═════ The data

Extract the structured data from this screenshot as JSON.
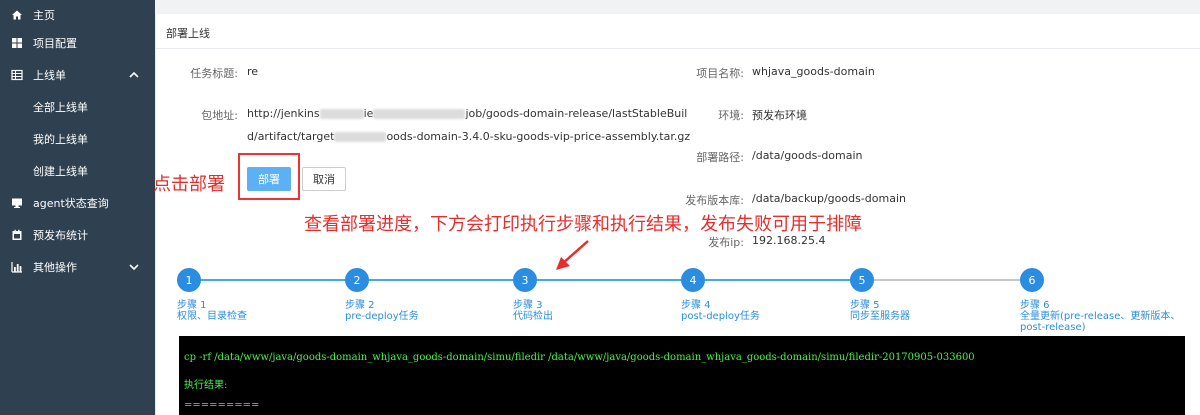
{
  "sidebar": {
    "items": [
      {
        "label": "主页",
        "icon": "home-icon"
      },
      {
        "label": "项目配置",
        "icon": "grid-icon"
      },
      {
        "label": "上线单",
        "icon": "table-icon"
      },
      {
        "label": "全部上线单"
      },
      {
        "label": "我的上线单"
      },
      {
        "label": "创建上线单"
      },
      {
        "label": "agent状态查询",
        "icon": "desktop-icon"
      },
      {
        "label": "预发布统计",
        "icon": "calendar-icon"
      },
      {
        "label": "其他操作",
        "icon": "bar-chart-icon"
      }
    ]
  },
  "panel": {
    "title": "部署上线",
    "fields": {
      "task_title": {
        "label": "任务标题:",
        "value": "re"
      },
      "package": {
        "label": "包地址:",
        "line1_a": "http://jenkins",
        "line1_b": "ie",
        "line1_c": "job/goods-domain-release/lastStableBuil",
        "line2_a": "d/artifact/target",
        "line2_b": "oods-domain-3.4.0-sku-goods-vip-price-assembly.tar.gz"
      },
      "project_name": {
        "label": "项目名称:",
        "value": "whjava_goods-domain"
      },
      "env": {
        "label": "环境:",
        "value": "预发布环境"
      },
      "deploy_path": {
        "label": "部署路径:",
        "value": "/data/goods-domain"
      },
      "release_lib": {
        "label": "发布版本库:",
        "value": "/data/backup/goods-domain"
      },
      "release_ip": {
        "label": "发布ip:",
        "value": "192.168.25.4"
      }
    },
    "buttons": {
      "deploy": "部署",
      "cancel": "取消"
    }
  },
  "annotations": {
    "click_deploy": "点击部署",
    "progress_note": "查看部署进度，下方会打印执行步骤和执行结果，发布失败可用于排障"
  },
  "steps": [
    {
      "num": "1",
      "title": "步骤 1",
      "desc": "权限、目录检查"
    },
    {
      "num": "2",
      "title": "步骤 2",
      "desc": "pre-deploy任务"
    },
    {
      "num": "3",
      "title": "步骤 3",
      "desc": "代码检出"
    },
    {
      "num": "4",
      "title": "步骤 4",
      "desc": "post-deploy任务"
    },
    {
      "num": "5",
      "title": "步骤 5",
      "desc": "同步至服务器"
    },
    {
      "num": "6",
      "title": "步骤 6",
      "desc": "全量更新(pre-release、更新版本、post-release)"
    }
  ],
  "console": {
    "lines": [
      "cp -rf /data/www/java/goods-domain_whjava_goods-domain/simu/filedir /data/www/java/goods-domain_whjava_goods-domain/simu/filedir-20170905-033600",
      "执行结果:",
      "========="
    ]
  },
  "colors": {
    "sidebar_bg": "#2f4050",
    "accent": "#2a8de0",
    "deploy_button": "#5bb0f6",
    "annotation": "#e82d2d",
    "console_text": "#47f547"
  }
}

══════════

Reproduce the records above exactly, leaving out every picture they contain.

## Expected output
Extract the structured data from this screenshot as JSON.
{
  "sidebar": {
    "items": [
      {
        "label": "主页",
        "icon": "home-icon"
      },
      {
        "label": "项目配置",
        "icon": "grid-icon"
      },
      {
        "label": "上线单",
        "icon": "table-icon"
      },
      {
        "label": "全部上线单"
      },
      {
        "label": "我的上线单"
      },
      {
        "label": "创建上线单"
      },
      {
        "label": "agent状态查询",
        "icon": "desktop-icon"
      },
      {
        "label": "预发布统计",
        "icon": "calendar-icon"
      },
      {
        "label": "其他操作",
        "icon": "bar-chart-icon"
      }
    ]
  },
  "panel": {
    "title": "部署上线",
    "fields": {
      "task_title": {
        "label": "任务标题:",
        "value": "re"
      },
      "package": {
        "label": "包地址:",
        "line1_a": "http://jenkins",
        "line1_b": "ie",
        "line1_c": "job/goods-domain-release/lastStableBuil",
        "line2_a": "d/artifact/target",
        "line2_b": "oods-domain-3.4.0-sku-goods-vip-price-assembly.tar.gz"
      },
      "project_name": {
        "label": "项目名称:",
        "value": "whjava_goods-domain"
      },
      "env": {
        "label": "环境:",
        "value": "预发布环境"
      },
      "deploy_path": {
        "label": "部署路径:",
        "value": "/data/goods-domain"
      },
      "release_lib": {
        "label": "发布版本库:",
        "value": "/data/backup/goods-domain"
      },
      "release_ip": {
        "label": "发布ip:",
        "value": "192.168.25.4"
      }
    },
    "buttons": {
      "deploy": "部署",
      "cancel": "取消"
    }
  },
  "annotations": {
    "click_deploy": "点击部署",
    "progress_note": "查看部署进度，下方会打印执行步骤和执行结果，发布失败可用于排障"
  },
  "steps": [
    {
      "num": "1",
      "title": "步骤 1",
      "desc": "权限、目录检查"
    },
    {
      "num": "2",
      "title": "步骤 2",
      "desc": "pre-deploy任务"
    },
    {
      "num": "3",
      "title": "步骤 3",
      "desc": "代码检出"
    },
    {
      "num": "4",
      "title": "步骤 4",
      "desc": "post-deploy任务"
    },
    {
      "num": "5",
      "title": "步骤 5",
      "desc": "同步至服务器"
    },
    {
      "num": "6",
      "title": "步骤 6",
      "desc": "全量更新(pre-release、更新版本、post-release)"
    }
  ],
  "console": {
    "lines": [
      "cp -rf /data/www/java/goods-domain_whjava_goods-domain/simu/filedir /data/www/java/goods-domain_whjava_goods-domain/simu/filedir-20170905-033600",
      "执行结果:",
      "========="
    ]
  },
  "colors": {
    "sidebar_bg": "#2f4050",
    "accent": "#2a8de0",
    "deploy_button": "#5bb0f6",
    "annotation": "#e82d2d",
    "console_text": "#47f547"
  }
}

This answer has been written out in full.